There is another long, stone causeway, this one leading through a lush green field to the main temple entrance, flanked midway by two stone libraries that are currently being restored. The size of the towers seems to grow as I approach, until they are encompassed by the main building itself. I go through the main entrance leading to the courtyard and enter the Hall Of A Thousand Buddhas. There are considerably less than a thousand Buddhas here now, and the Khmer Rouge has mostly decapitated the ones that are left in their efforts to destroy religion during the Zero Years (1975 – 1979).
I finally enter the courtyard and wander the temple, admiring the more than 1000 Apsara carvings (Bas reliefs depicting celestial dancing girls – a style unique to Khmer art). The towers are initially the most striking feature but once I begin to notice the details in the Bas-reliefs, I am struck by the depiction of the ‘Churning Of The Ocean Of Milk’ from the Hindu epic, Ramayana.
I spend the entire day at Angkor Wat, wandering the galleries, marvelling at the carvings and viewing the landscape from the top of the inner sanctum, some 200 feet up.
0643 September 12th, 2002 –
I am up early today as we have a long drive ahead of us: Banteay Srei, some 30 miles into the “jungle”.
I am paying my driver extra today, because of the length of the drive and because the tourist police charge the Khmer drivers a “fee” for using roads outside the Angkor complex – a common scam. I would definitely recommend making the drive by motorcycle.
I got my first view of the temple as we arrived and was initially disappointed, although upon closer inspection my disappointment turned to wonder.
Banteay Srei is a small red sandstone temple with the most impressive carvings of any temple I visited. The detail was absolutely stunning and the carvings are accented by the beautiful reddish hue of the sandstone used in the construction.
From here we headed back to the Angkor circuit to revisit Ta Prohm, my favourite temple in the country. Ta Prohm has undergone no restoration, having almost been reclaimed thoroughly by the jungle. Instead, it has been left as it was found. Impressive Banyan and Kepok trees spring from the rooftops of the temples, their roots displacing and reforming the walls into a scene from a fantasy film (in fact, parts of Tomb Raider were filmed here). Ta Prohm is a ‘must see’ for visitors to Angkor.
1100 September 13th, 2002 –
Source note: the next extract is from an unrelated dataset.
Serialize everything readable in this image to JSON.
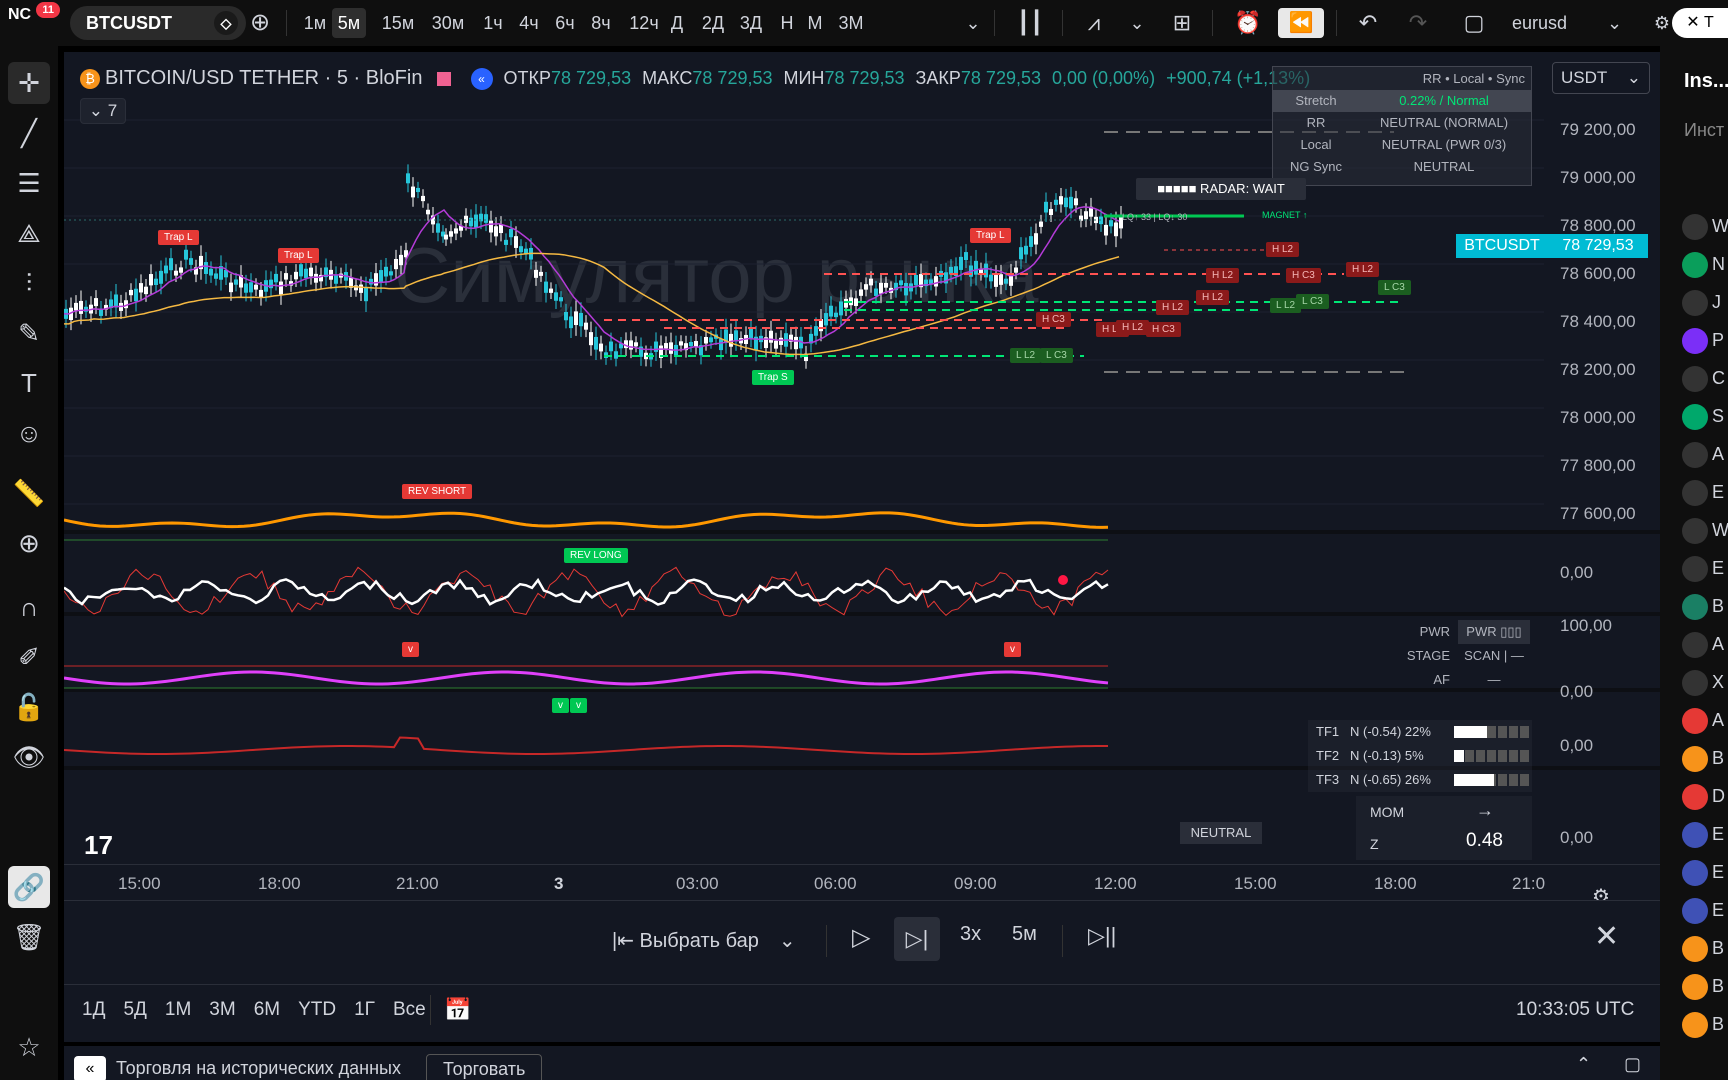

Spent the rest of last night wandering the streets of Siem Reap. I was feeling moved by the experiences of the temples and I needed a break, but today is my last day here, so I am revisiting my favourite temples. The feeling of awe is still there as I walk the long causeway leading to Angkor Wat, but it is less overpowering, allowing me to appreciate the more subtle architectural nuances. The Khmer style is more noticeable now; the feeling that was poured into every carving, every stone block, the fact that they were able to construct archways that are still standing 1000 years later without benefit of concrete or other binding materials; that they constructed temples that the jungle could reclaim but not destroy; that the details of their carvings lasted through centuries of time and decades of war. Its all still here for us to marvel at; a true testament to the skill of the Khmer.
Tomorrow morning I’m heading back to Bangkok. I feel a twinge of sadness, but I know that this is a place I will return to. It compels me.
Author: Dan Quinton
Photography: Many thanks to Tropical Island